un film de Christophe Gans

Silent Hill is just about everything one might expect from a movie based upon a video game - a style over substance exuberance fit perfectly for the rather philistine mindset of those who typically play video games - and I am sure the genre itself would not allow anything else. Silent Hill also fits in perfectly typical Christophe Gans style - as in his previous film, Le Pacte des loups (Brotherhood of the Wolf) - all guts and no glory - a visually stylized slap in the face with no real meaning or essentiality behind said slap.

The look of the film - as alluded to above - is something along the lines of an art director's wet dream come to fruition and although pretty much all the supposed creepiness inside the film - no matter how deliciously grotesque - is nothing we haven't seen in a score of previous films, Silent Hill still comes off as not all that rotten of a film - now there is high praise indeed (he chided with a sideways grin). Luscious yet lame, and if you want lame, let me tell you about the plot (or lack thereof considering its video game geek boy origins).

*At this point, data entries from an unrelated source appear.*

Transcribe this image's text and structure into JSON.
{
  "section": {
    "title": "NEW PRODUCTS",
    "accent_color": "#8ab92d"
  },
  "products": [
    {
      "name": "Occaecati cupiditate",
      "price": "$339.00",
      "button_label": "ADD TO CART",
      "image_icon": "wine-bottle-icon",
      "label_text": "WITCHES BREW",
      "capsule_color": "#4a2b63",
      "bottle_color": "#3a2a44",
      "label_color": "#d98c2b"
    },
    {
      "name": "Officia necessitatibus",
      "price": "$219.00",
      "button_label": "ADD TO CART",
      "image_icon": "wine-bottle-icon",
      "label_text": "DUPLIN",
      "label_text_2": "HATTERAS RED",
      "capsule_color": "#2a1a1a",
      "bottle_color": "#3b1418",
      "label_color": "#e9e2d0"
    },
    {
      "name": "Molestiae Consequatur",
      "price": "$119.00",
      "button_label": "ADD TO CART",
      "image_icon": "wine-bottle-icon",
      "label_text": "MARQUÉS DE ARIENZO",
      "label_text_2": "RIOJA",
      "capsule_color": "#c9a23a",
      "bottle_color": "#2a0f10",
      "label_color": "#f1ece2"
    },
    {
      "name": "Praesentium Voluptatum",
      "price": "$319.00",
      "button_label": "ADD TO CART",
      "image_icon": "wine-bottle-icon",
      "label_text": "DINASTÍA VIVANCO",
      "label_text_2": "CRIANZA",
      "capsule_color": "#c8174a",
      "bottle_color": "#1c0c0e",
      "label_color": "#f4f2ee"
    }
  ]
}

The movie is the tale of Rose (Radha Mitchell) and her little girl Sharon (Jodelle Ferland) who has the rather disconcerting habit of sleepwalking to the edge of a grandiose precipice (why there is no fence around this oddly situated canyon, I'm not really sure) and whispering out silent hill, silent hill, silent hill. Now of course the most logical thing to do in this situation is to take the little girl to the creepy ghost town called Silent Hill, which has been abandoned and burning for over thirty years. I am sure this is exactly what any worried parent would do in this situation. Of course once mother and daughter get to Silent Hill, the requisite creepy-assed little girl in a pretty outfit walks out onto the road and the mayhem begins. Followed by a female police officer (Laurie Holden) - incidentally dressed like that "naughty cop" one might find in the latest edition of dominatrix magazine - and her husband (Sean Bean), Rose loses Sharon amongst the ashy remains of Silent Hill and must go through video-gamed levels populated with giant machete wielding demons, fiery-armed children, surrealistically monstrous nurses and, of course, that creepy-assed little girl.

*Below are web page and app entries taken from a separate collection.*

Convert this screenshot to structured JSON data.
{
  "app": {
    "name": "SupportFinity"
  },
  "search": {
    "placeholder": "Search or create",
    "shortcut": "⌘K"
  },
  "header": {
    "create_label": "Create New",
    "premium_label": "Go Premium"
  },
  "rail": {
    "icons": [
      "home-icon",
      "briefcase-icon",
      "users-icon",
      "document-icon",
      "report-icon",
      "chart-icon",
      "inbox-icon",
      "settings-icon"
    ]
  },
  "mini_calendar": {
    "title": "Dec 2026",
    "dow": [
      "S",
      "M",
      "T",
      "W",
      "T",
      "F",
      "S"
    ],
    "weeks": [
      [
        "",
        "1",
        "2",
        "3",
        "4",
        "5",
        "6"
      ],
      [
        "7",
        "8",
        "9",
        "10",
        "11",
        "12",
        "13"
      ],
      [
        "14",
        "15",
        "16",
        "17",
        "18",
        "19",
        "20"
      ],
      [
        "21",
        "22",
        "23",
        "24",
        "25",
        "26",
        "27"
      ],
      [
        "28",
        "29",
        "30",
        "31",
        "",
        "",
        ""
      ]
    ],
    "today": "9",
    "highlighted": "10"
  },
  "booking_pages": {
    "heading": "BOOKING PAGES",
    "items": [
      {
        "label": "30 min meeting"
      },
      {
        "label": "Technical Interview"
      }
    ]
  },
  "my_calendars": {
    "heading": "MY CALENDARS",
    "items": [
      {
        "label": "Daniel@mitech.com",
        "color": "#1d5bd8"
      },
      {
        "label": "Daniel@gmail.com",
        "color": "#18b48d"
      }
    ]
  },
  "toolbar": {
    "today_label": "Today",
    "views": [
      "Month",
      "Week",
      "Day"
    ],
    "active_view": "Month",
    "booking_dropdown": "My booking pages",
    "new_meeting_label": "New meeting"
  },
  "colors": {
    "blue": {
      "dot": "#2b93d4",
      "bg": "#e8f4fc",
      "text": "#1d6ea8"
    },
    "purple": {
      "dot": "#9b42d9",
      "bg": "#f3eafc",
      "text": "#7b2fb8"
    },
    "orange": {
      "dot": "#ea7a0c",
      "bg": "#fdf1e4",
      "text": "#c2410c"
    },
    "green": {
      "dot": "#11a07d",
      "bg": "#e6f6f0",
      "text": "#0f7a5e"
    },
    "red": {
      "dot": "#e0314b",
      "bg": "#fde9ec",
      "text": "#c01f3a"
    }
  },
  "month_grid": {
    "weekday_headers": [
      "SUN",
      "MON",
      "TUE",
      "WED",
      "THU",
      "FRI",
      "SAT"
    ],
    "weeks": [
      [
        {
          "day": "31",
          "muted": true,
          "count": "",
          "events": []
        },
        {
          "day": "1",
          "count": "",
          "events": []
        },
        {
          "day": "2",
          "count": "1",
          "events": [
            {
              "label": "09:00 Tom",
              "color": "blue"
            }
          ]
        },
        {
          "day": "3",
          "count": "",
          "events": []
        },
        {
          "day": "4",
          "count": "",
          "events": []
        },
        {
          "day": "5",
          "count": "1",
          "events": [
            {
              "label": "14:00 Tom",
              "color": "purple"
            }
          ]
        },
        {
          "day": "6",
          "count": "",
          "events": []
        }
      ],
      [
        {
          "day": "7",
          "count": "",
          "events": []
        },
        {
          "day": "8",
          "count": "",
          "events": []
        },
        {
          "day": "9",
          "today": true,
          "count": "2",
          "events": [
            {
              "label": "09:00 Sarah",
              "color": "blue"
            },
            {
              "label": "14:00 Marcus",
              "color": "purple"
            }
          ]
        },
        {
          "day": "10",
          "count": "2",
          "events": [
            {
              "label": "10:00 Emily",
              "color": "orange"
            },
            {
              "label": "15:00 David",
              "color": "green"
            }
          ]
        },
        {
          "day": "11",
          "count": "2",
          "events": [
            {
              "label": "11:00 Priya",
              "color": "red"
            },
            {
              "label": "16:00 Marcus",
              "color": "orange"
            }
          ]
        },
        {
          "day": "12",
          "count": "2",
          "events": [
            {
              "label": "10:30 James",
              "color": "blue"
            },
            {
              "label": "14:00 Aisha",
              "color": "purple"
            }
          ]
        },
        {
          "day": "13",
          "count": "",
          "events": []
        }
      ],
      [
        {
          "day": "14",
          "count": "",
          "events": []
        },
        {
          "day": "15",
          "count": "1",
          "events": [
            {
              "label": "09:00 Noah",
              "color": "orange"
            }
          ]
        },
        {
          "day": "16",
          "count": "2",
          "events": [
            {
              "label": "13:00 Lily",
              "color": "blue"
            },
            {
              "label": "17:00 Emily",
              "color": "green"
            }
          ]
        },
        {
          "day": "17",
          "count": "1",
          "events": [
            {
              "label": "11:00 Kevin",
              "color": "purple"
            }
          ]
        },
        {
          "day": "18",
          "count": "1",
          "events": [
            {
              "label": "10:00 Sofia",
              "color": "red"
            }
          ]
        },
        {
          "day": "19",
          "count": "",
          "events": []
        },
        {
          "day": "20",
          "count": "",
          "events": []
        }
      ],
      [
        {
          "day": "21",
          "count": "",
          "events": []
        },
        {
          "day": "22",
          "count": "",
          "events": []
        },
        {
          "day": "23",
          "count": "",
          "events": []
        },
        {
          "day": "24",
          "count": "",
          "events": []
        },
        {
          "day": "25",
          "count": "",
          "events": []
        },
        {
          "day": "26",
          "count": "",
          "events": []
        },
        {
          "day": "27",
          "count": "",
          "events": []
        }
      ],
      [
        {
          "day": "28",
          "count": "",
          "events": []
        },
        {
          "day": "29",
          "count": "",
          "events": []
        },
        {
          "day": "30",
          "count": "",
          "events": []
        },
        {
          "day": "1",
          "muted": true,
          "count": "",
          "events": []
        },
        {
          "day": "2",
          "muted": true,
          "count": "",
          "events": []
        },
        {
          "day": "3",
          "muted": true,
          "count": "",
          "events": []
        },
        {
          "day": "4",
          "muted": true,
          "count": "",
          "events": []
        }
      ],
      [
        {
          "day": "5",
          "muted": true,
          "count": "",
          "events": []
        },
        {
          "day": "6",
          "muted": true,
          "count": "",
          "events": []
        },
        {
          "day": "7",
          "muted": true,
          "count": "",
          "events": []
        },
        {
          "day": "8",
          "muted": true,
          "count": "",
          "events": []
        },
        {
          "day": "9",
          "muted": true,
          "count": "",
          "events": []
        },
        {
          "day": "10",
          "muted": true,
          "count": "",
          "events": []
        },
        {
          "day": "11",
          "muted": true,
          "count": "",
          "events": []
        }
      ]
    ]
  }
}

Now I am not going to pretend I know exactly what transpired here - although I am fairly sure I figured it all out - and I am not going to pretend I hated this film (nor will I pretend I liked it either), but I was at least mildly amused by the whole stupidity of it - and I did quite enjoy the ending (which, in a way, is far from what one would expect from the conformity of Hollywood). Never understanding people's fascination with video games - I realize I don't enjoy mindless entertainment, but I can never fathom why others do - I suppose I'll never truly be enthralled by things such as Silent Hill, and that is just alright with me. [04/21/06]